ASSIGNMENT >> Print the entries once more, unchanged.

DATA UNDER STUDY >>
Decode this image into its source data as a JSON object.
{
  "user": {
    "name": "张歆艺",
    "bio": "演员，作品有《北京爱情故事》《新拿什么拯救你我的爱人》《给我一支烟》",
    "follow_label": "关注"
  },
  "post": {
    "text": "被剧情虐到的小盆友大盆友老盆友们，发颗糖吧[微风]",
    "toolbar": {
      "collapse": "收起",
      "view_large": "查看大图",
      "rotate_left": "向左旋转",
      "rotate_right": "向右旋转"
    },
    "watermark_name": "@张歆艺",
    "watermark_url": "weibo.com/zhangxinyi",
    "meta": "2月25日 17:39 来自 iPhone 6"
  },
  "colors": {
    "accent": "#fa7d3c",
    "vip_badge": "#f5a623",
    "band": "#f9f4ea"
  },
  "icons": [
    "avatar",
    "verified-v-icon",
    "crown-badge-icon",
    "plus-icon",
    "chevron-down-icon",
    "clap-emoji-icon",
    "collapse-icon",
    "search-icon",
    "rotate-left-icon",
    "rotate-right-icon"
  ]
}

RESULT OF THIS TASK >>
Decode this image into its source data as a JSON object.
{
  "user": {
    "name": "张歆艺",
    "bio": "演员，作品有《北京爱情故事》《新拿什么拯救你我的爱人》《给我一支烟》",
    "follow_label": "关注"
  },
  "post": {
    "text": "被剧情虐到的小盆友大盆友老盆友们，发颗糖吧[微风]",
    "toolbar": {
      "collapse": "收起",
      "view_large": "查看大图",
      "rotate_left": "向左旋转",
      "rotate_right": "向右旋转"
    },
    "watermark_name": "@张歆艺",
    "watermark_url": "weibo.com/zhangxinyi",
    "meta": "2月25日 17:39 来自 iPhone 6"
  },
  "colors": {
    "accent": "#fa7d3c",
    "vip_badge": "#f5a623",
    "band": "#f9f4ea"
  },
  "icons": [
    "avatar",
    "verified-v-icon",
    "crown-badge-icon",
    "plus-icon",
    "chevron-down-icon",
    "clap-emoji-icon",
    "collapse-icon",
    "search-icon",
    "rotate-left-icon",
    "rotate-right-icon"
  ]
}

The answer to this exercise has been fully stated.